Weekend College Keeps Time On Student's Side

Collin College Weekend College student, Tim Jackson

For Tim Jackson, it was a matter of time. He did not have enough of it, and he needed more to finish a college degree.

Working full time, the 29-year-old stumbled upon Weekend College at Collin College. Things fell into place.

“I was finishing up my associate’s degree, and I needed those classes to graduate,” Jackson said. “I was working Monday through Friday, and the only time to take classes was the weekend. It really worked out for my schedule.”

Weekend College has become one of Collin College’s most popular alternatives for attaining a degree. In 2008, there were 3,994 students enrolled in Weekend College. By the end of 2011, enrollment jumped to 6,165 students coming to classes on the weekend.
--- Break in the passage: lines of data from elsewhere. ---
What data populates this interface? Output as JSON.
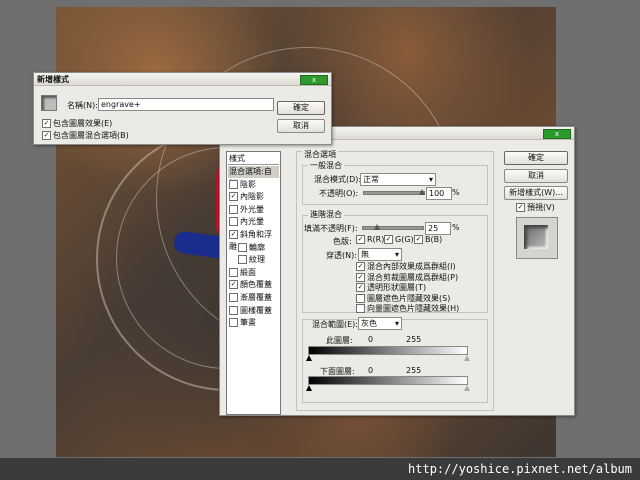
{
  "watermark": "http://yoshice.pixnet.net/album",
  "new_style_dialog": {
    "title": "新增樣式",
    "close": "x",
    "name_label": "名稱(N):",
    "name_value": "engrave+",
    "include_effects": "包含圖層效果(E)",
    "include_blending": "包含圖層混合選項(B)",
    "ok": "確定",
    "cancel": "取消"
  },
  "layer_style_dialog": {
    "close": "x",
    "styles_header": "樣式",
    "styles": [
      {
        "label": "混合選項:自訂",
        "checkbox": false,
        "checked": false,
        "selected": true
      },
      {
        "label": "陰影",
        "checkbox": true,
        "checked": false
      },
      {
        "label": "內陰影",
        "checkbox": true,
        "checked": true
      },
      {
        "label": "外光暈",
        "checkbox": true,
        "checked": false
      },
      {
        "label": "內光暈",
        "checkbox": true,
        "checked": false
      },
      {
        "label": "斜角和浮雕",
        "checkbox": true,
        "checked": true
      },
      {
        "label": "輪廓",
        "checkbox": true,
        "checked": false,
        "indent": true
      },
      {
        "label": "紋理",
        "checkbox": true,
        "checked": false,
        "indent": true
      },
      {
        "label": "緞面",
        "checkbox": true,
        "checked": false
      },
      {
        "label": "顏色覆蓋",
        "checkbox": true,
        "checked": true
      },
      {
        "label": "漸層覆蓋",
        "checkbox": true,
        "checked": false
      },
      {
        "label": "圖樣覆蓋",
        "checkbox": true,
        "checked": false
      },
      {
        "label": "筆畫",
        "checkbox": true,
        "checked": false
      }
    ],
    "blend_options_title": "混合選項",
    "general_blending": "一般混合",
    "blend_mode_label": "混合模式(D):",
    "blend_mode_value": "正常",
    "opacity_label": "不透明(O):",
    "opacity_value": "100",
    "percent": "%",
    "advanced_blending": "進階混合",
    "fill_opacity_label": "填滿不透明(F):",
    "fill_opacity_value": "25",
    "fill_opacity_fraction": 0.25,
    "channels_label": "色版:",
    "channel_r": "R(R)",
    "channel_g": "G(G)",
    "channel_b": "B(B)",
    "knockout_label": "穿透(N):",
    "knockout_value": "無",
    "adv_options": [
      {
        "label": "混合內部效果成爲群組(I)",
        "checked": true
      },
      {
        "label": "混合剪裁圖層成爲群組(P)",
        "checked": true
      },
      {
        "label": "透明形狀圖層(T)",
        "checked": true
      },
      {
        "label": "圖層遮色片隱藏效果(S)",
        "checked": false
      },
      {
        "label": "向量圖遮色片隱藏效果(H)",
        "checked": false
      }
    ],
    "blend_if_label": "混合範圍(E):",
    "blend_if_value": "灰色",
    "this_layer": "此圖層:",
    "underlying_layer": "下面圖層:",
    "range_min": "0",
    "range_max": "255",
    "ok": "確定",
    "cancel": "取消",
    "new_style": "新增樣式(W)...",
    "preview": "預視(V)"
  }
}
“Weekend College aligns closely with the community-centered mission of Collin College,” said Dr. David Green, director of Weekend College. “Most Weekend College students are highly motivated and committed to completing courses, in addition to balancing a full schedule of other activities.”
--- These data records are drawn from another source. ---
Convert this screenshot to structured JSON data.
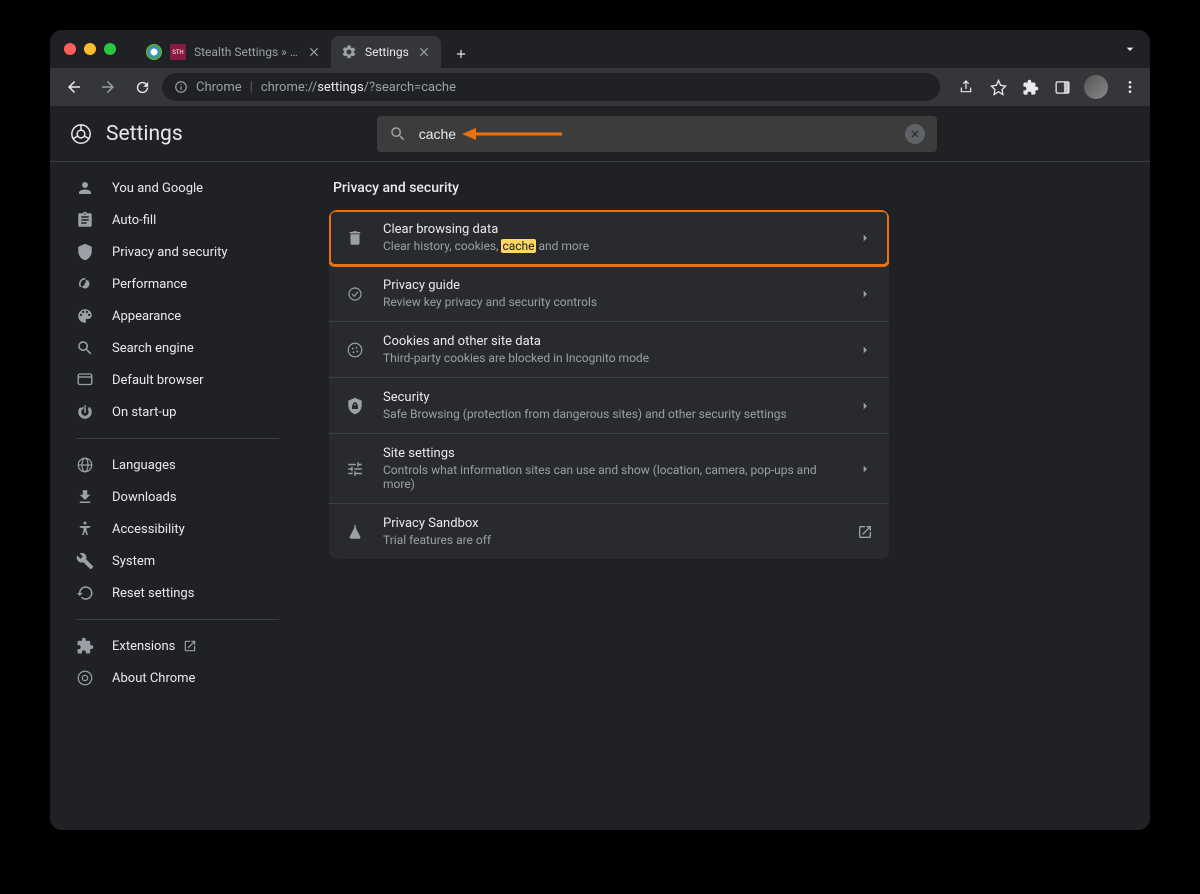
{
  "tabs": [
    {
      "title": "Stealth Settings » Sursa de tut"
    },
    {
      "title": "Settings"
    }
  ],
  "url": {
    "chrome_label": "Chrome",
    "scheme": "chrome://",
    "host": "settings",
    "path": "/?search=cache"
  },
  "app_title": "Settings",
  "search_value": "cache",
  "section_title": "Privacy and security",
  "sidebar": {
    "group1": [
      {
        "label": "You and Google"
      },
      {
        "label": "Auto-fill"
      },
      {
        "label": "Privacy and security"
      },
      {
        "label": "Performance"
      },
      {
        "label": "Appearance"
      },
      {
        "label": "Search engine"
      },
      {
        "label": "Default browser"
      },
      {
        "label": "On start-up"
      }
    ],
    "group2": [
      {
        "label": "Languages"
      },
      {
        "label": "Downloads"
      },
      {
        "label": "Accessibility"
      },
      {
        "label": "System"
      },
      {
        "label": "Reset settings"
      }
    ],
    "group3": [
      {
        "label": "Extensions"
      },
      {
        "label": "About Chrome"
      }
    ]
  },
  "rows": [
    {
      "title": "Clear browsing data",
      "sub_pre": "Clear history, cookies, ",
      "sub_hl": "cache",
      "sub_post": " and more"
    },
    {
      "title": "Privacy guide",
      "sub": "Review key privacy and security controls"
    },
    {
      "title": "Cookies and other site data",
      "sub": "Third-party cookies are blocked in Incognito mode"
    },
    {
      "title": "Security",
      "sub": "Safe Browsing (protection from dangerous sites) and other security settings"
    },
    {
      "title": "Site settings",
      "sub": "Controls what information sites can use and show (location, camera, pop-ups and more)"
    },
    {
      "title": "Privacy Sandbox",
      "sub": "Trial features are off"
    }
  ]
}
"The brutal truth is that there are simply not enough hours in the day for most working adults – no matter how many jobs or children he or she is trying to juggle – to earn a degree. Collin College paves many avenues for those individuals to achieve their goals and dodge the roadblocks keeping them out of college."
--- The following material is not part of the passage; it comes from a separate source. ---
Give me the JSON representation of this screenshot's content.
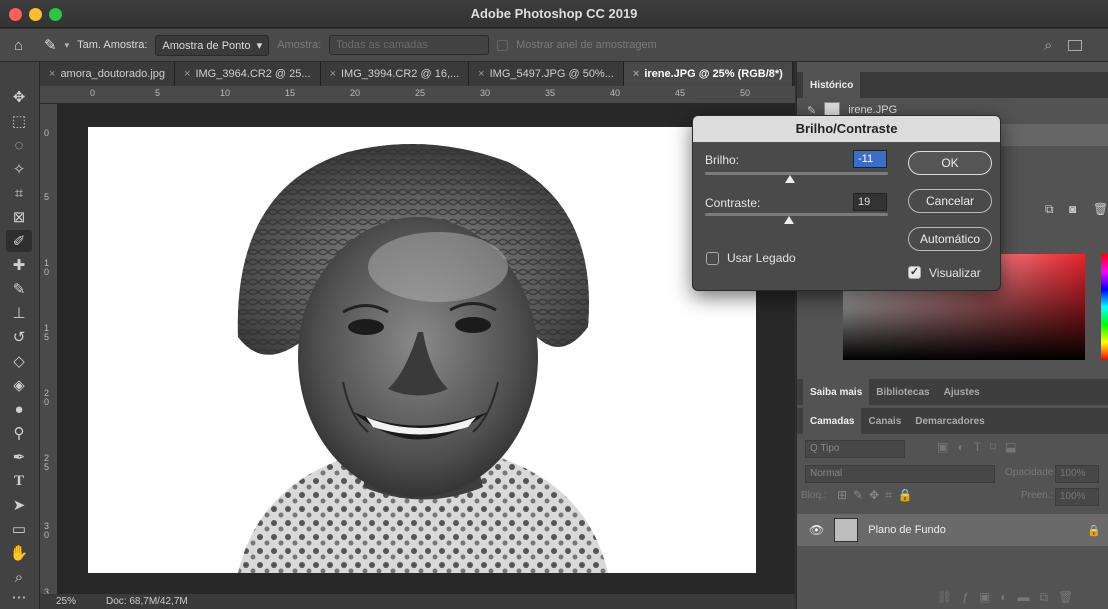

"Dr. Green said Weekend College’s student body includes single or stay-at-home parents and those wanting to re-enter the job market as well as students seeking to accelerate their academic progress or those anticipating a career change."

“The Weekend College student population is a representative cross section of Collin College students,” Dr. Green said. “It is not unusual to have students who want to complete a degree in a shorter time frame take courses in Weekend College as well as those who are working full time or changing careers.”

Jackson, during the summer of 2012, took two classes on Saturday for about a 10-week period. Added up, the classes took eight hours a day, but  Jackson said that the format enhanced what he learned from the courses.

“We do cover a lot,” Jackson said. “But it has been easier for me especially coming back to school. It’s more of a relaxed environment, and we spend the time wisely. Everyone is on board. We don't waste a lot of time. Being a four-hour class, we have more time to review and go over things that we didn't quite grasp.”

Weekend College is offered in two distinct formats depending on the individual’s schedule or comfort. The standard 16-week format meets once a week on Friday evenings, Saturday or Sunday.

The express block offers a three-or eight-week format on Fridays, Saturdays and Sundays.

Students can complete their core curriculum and earn an associate of arts or science degree through Weekend College.

Core classes completed on the weekend can be transferred to a university if the student chooses to continue his or her journey. There also are plans to add tracks for certificates and marketable skills achievement awards.

Jackson transferred to The University of Texas at Dallas this fall with plans to earn a bachelor’s degree in interdisciplinary studies and continue his career in real estate. The veteran is using the GI Bill to pay his way through higher education.

“You can sacrifice a Saturday for a couple of weeks to get what needs to get done,” Jackson said.

Visit www.collin.edu/academics/weekendcollege to learn more. Call the Weekend College office at 972.881.5801 or email weekendcollege@collin.edu for more information.